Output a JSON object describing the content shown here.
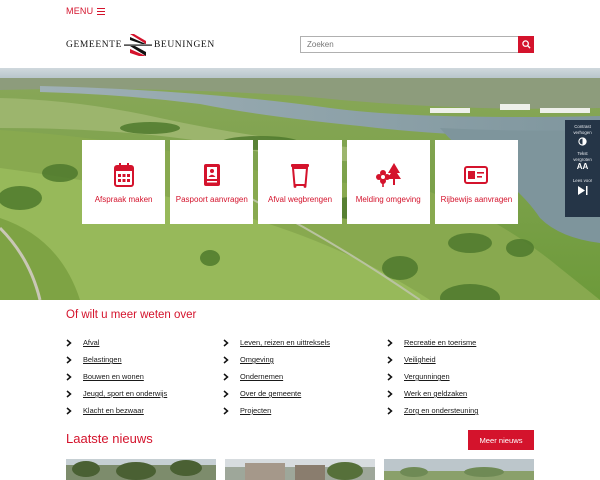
{
  "menu": {
    "label": "MENU"
  },
  "logo": {
    "word1": "GEMEENTE",
    "word2": "BEUNINGEN"
  },
  "search": {
    "placeholder": "Zoeken"
  },
  "tiles": [
    {
      "label": "Afspraak maken",
      "icon": "calendar-icon"
    },
    {
      "label": "Paspoort aanvragen",
      "icon": "passport-icon"
    },
    {
      "label": "Afval wegbrengen",
      "icon": "waste-bin-icon"
    },
    {
      "label": "Melding omgeving",
      "icon": "tree-flower-icon"
    },
    {
      "label": "Rijbewijs aanvragen",
      "icon": "id-card-icon"
    }
  ],
  "a11y": {
    "contrast": "Contrast verhogen",
    "text": "Tekst vergroten",
    "text_glyph": "AA",
    "read": "Lees voor"
  },
  "more_about": {
    "title": "Of wilt u meer weten over",
    "links": [
      "Afval",
      "Leven, reizen en uittreksels",
      "Recreatie en toerisme",
      "Belastingen",
      "Omgeving",
      "Veiligheid",
      "Bouwen en wonen",
      "Ondernemen",
      "Vergunningen",
      "Jeugd, sport en onderwijs",
      "Over de gemeente",
      "Werk en geldzaken",
      "Klacht en bezwaar",
      "Projecten",
      "Zorg en ondersteuning"
    ]
  },
  "news": {
    "title": "Laatste nieuws",
    "more_label": "Meer nieuws"
  },
  "colors": {
    "accent": "#d4132c",
    "a11y_panel": "#253547"
  }
}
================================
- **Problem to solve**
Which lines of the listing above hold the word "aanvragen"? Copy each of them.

- **Answer to this task**
      "label": "Paspoort aanvragen",
      "label": "Rijbewijs aanvragen",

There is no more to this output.